Key Words: family structure, fathers, stereotypes.
Stereotypes are widely held beliefs about the attributes of individuals or groups (Ashmore & Del Boca, 1981), which may be somewhat accurate, but might also be based on false or exaggerated information (Leyens, Yzerbyt, & Schadron, 1994). Stereotypes are helpful because they streamline thought processes, but they can also further negative or inaccurate assumptions about stereotyped groups if they function as preconceived conclusions or rigid judgments about people (Macrae, Milne, & Bodenhausen, 1994). When people are interacted with as if they possessed the stereotyped attributes whether they do or do not, misunderstandings and discrimination are likely to occur.
Individuals are stereotyped on the basis of characteristics such as race, age, physical attractiveness, gender, social class, marital status, and parental status. Members of first-marriage, nuclear families, for example, are viewed more favorably than are divorced, remarried, and never-married family members (Ganong, Coleman, & Mapes, 1990), stepparents are viewed more negatively than parents (Ganong & Coleman, 2004), and mothers are generally viewed more favorably than fathers (Prentice & Carranza, 2002).

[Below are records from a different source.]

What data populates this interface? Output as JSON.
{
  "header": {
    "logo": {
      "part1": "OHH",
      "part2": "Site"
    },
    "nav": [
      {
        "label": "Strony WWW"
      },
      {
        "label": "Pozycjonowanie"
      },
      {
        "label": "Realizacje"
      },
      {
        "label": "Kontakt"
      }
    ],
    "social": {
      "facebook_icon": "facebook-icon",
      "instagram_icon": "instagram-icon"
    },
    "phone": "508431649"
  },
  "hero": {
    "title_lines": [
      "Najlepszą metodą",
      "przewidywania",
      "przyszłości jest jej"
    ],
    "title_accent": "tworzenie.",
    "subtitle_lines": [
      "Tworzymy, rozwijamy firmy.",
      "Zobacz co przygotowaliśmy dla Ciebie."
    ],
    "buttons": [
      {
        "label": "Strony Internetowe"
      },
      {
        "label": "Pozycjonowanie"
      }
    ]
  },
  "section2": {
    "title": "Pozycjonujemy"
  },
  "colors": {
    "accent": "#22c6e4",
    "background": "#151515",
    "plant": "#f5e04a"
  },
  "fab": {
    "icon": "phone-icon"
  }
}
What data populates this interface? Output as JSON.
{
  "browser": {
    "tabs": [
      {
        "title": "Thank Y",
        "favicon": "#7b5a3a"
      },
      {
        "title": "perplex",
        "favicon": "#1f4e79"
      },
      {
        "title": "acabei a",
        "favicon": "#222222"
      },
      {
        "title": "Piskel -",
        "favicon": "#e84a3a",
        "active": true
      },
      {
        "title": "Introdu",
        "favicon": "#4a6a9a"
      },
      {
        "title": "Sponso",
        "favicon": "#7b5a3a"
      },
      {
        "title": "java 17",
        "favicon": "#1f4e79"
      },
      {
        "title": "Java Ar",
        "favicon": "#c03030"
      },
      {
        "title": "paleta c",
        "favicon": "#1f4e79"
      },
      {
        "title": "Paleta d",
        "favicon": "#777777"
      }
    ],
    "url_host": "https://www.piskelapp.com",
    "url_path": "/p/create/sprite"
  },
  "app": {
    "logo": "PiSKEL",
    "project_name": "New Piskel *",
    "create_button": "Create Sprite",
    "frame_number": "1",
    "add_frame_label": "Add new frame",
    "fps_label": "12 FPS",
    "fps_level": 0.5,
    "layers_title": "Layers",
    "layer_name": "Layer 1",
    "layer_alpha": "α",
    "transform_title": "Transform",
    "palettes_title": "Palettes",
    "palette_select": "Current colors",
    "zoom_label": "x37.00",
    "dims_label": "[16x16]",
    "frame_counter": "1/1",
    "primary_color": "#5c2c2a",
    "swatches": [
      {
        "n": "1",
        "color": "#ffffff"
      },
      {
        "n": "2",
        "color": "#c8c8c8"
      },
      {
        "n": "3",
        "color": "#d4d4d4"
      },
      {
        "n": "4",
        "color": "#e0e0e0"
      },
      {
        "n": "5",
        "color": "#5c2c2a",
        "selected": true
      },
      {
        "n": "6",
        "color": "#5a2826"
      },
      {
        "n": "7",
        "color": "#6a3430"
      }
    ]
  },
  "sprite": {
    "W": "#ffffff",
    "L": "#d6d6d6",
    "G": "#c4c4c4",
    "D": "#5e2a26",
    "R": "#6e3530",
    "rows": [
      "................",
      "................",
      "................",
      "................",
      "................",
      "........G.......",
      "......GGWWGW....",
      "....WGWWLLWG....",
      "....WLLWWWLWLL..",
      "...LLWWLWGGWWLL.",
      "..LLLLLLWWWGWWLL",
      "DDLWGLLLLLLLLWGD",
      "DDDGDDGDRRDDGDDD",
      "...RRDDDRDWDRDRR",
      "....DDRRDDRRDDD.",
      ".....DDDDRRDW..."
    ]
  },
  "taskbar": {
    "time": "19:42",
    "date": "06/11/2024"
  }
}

Fathers have historically been stereotyped as teachers, moral overseers, disciplinarians, and breadwinners (Demos, 1982), but recently active parenting characteristics such as providing physical and emotional care for children have been incorporated into existing stereotypes about fathers (Marsiglio, 1995). Fathers have been slow in responding to changing notions of fatherhood (Coltrane, 2004), however, and mothers continue to shoulder most family responsibilities (Cunningham, 2002). The distinction between the culture and the conduct of fatherhood (LaRossa, 1997) may in part result from the continued expectation that fathers, and more broadly men, should primarily be breadwinners. Judgments made about fathers still tend to be based primarily on their ability to provide for their families, and fathers who do not fulfill the breadwinning stereotype are negatively perceived (Riggs, 1997). Although researchers have identified general stereotypes about different types of fathers, less is known about the content of these stereotypes.
THE CONTENT OF FATHER STEREOTYPES
Although Ganong and Coleman (1995) found that motherhood was viewed much more positively within the context of the traditional nuclear family than within other contexts, there has not been a comparable study of the content of father stereotypes. We do not know whether fathers in nuclear families are seen in the same "lens of rosy sentiment" as were mothers in nuclear families (p. 510).
There are several reasons why it is important to know the content of stereotypes about fathers, the most important being that stereotypes influence behavior. Stereotyping theorists have found that violating stereotypes can cause negative sanctions (Leyens et al., 1994). Fathers who are interested in children and who are not career focused, behaviors inconsistent with masculine stereotypes, have been perceived as insecure and weak (Prentice & Carranza, 2002). Thus, if the cultural stereotype of fathers is primarily that of breadwinner, then fathers may feel justified being uninvolved with their families as long as they are good financial providers. …